Moved by their suffering, Kanae joins in, ad-libbing her own verses about all her male house guests who blow up the kitchen and never pay the rent. Thrilled to hear their confessions, Liszt soon joins them in the rousing chorus: “The pain, the pain, the pain!”
And just like that, they’re all besties, sharing gossip and chatting about their frustrations and insecurities. While they do get a little mean at times, their developing friendships are depicted in an overwhelmingly positive light, as they’re now able to express the things they would never say at work, school, or around the other (male) characters.
The gang builds their girls’ day out around shared experiences and feelings, and especially the pressures put on them to be cheerful, accommodating, responsible, professional, kind people all the time. Many women (self included) feel this expectation to keep quiet or be perfect on a daily basis, and bond over that shared experience the same way the ClassicaLoid cast does. The girls’ day out gives them an outlet, a place to escape society’s expectations and just be themselves, warts and all.
ClassicaLoid doesn’t stop there, though. Unbeknownst to the ladies, Kanae’s childhood friend Sousuke has been tailing them all day. It’s the kind of plot point that could’ve turned voyeuristic or creepy in a hurry, but it mostly works because Sousuke’s motivation is basically just “I want to hang out with them but I don’t know how to approach them without it feeling like I’m intruding.” It’s a girls’ day out, after all. Surely that means No Boys Allowed.
Like the girls, Sousuke is struggling to speak up and be himself. It’s not until Bach calls Tchaiko and starts scolding her and Bąda for skipping work that Sousuke finally comes out to defend his idols. His “courage to confess” triggers an epiphany for Liszt and she activates her Muzik Powers, encouraging her companions—Sousuke included—to literally burst out of their cocoons and speak honestly to Bach.
“The girls’ night out is love,” Liszt says. “Love someone and love yourself. That’s why we speak the truth.” Through communication and honesty, they all grow as individuals and in their relationships with each other.
Throughout the episode, the girls’ day out gradually expands to include all kinds of people—not just cisgender women like Kanae and Bąda, but the trans-coded Liszt and Tchaiko (who are both trans-coded in different ways), and eventually even a cisgender boy. In the episode’s closing moments, Liszt’s realizes that “girl” isn’t about gender: it’s a state of mind and a shared experience. Be a part of that, and you’re a part of a girls’ day out.
While a few standout series in 2016 directly challenge traditional ideas about masculinity (such as Showa Genroku Rakugo Shinju and Yuri!!! on ICE), there weren’t as many willing to push as hard on traditional ideas of femininity. And, with the exception of the delightful Tanaka-kun is Always Listless, the year was pretty sparse on progressive comedy, too, so this “Girls’ Day Out” proved a welcome surprise at the end of the year.

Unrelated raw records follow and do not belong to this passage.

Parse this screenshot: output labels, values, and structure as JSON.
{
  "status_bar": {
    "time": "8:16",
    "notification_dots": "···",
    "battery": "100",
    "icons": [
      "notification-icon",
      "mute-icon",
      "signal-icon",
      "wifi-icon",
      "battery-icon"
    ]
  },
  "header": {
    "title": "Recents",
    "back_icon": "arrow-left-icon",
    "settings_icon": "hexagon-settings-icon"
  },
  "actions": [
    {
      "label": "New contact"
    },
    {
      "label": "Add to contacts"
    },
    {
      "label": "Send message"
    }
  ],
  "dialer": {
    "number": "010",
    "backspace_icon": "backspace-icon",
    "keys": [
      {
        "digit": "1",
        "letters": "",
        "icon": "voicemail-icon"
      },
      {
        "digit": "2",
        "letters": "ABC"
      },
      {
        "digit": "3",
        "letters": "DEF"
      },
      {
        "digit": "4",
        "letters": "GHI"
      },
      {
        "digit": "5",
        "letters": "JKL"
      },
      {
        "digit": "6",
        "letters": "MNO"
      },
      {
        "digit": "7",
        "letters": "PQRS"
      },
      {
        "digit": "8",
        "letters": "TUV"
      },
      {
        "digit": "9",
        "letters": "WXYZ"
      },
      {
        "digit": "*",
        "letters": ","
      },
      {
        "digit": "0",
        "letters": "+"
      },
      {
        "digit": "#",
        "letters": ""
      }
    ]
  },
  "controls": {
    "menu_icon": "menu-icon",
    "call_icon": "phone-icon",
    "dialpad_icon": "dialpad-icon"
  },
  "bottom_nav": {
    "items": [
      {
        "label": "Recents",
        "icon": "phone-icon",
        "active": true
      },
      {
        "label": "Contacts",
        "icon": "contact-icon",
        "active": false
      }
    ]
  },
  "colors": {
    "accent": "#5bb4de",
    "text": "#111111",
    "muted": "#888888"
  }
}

While I doubt ClassicaLoid intentionally set out to smash the gender binary, it’s diverse cast and optimistic storytelling style led the writers to a joyfully inclusive little episode that also managed to be entertaining as heck. Long live the girls’ days out, and long live the many diverse people who take part in them.